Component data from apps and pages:
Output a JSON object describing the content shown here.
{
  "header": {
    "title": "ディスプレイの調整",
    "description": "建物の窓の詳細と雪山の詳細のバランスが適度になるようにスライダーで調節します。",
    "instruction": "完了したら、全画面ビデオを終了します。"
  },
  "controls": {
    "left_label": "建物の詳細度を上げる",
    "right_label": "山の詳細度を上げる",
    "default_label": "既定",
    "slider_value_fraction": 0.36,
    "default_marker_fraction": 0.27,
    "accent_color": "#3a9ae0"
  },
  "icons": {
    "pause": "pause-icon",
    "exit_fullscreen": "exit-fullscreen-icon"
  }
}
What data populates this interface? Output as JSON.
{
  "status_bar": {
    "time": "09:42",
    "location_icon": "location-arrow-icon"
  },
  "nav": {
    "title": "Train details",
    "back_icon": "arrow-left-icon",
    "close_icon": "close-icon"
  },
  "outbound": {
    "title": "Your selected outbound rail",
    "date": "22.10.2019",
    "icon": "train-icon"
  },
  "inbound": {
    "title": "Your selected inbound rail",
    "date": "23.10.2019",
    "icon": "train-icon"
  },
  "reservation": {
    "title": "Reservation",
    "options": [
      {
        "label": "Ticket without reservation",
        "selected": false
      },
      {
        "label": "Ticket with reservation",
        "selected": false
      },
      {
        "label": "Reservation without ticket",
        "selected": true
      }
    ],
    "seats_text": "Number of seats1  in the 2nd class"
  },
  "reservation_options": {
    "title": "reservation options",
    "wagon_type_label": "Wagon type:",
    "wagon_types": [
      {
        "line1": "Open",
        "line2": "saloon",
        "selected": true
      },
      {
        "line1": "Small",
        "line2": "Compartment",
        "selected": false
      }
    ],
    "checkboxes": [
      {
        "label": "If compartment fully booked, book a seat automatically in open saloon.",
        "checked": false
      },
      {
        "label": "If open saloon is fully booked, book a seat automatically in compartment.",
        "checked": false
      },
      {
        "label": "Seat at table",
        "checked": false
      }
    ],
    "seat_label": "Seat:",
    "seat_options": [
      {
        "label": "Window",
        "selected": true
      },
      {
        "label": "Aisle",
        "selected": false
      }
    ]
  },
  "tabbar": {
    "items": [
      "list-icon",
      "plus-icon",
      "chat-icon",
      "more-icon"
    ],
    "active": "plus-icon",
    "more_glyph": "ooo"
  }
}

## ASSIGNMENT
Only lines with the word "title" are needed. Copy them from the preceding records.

## TASK ANSWER
    "title": "ディスプレイの調整",
    "title": "Train details",
    "title": "Your selected outbound rail",
    "title": "Your selected inbound rail",
    "title": "Reservation",
    "title": "reservation options",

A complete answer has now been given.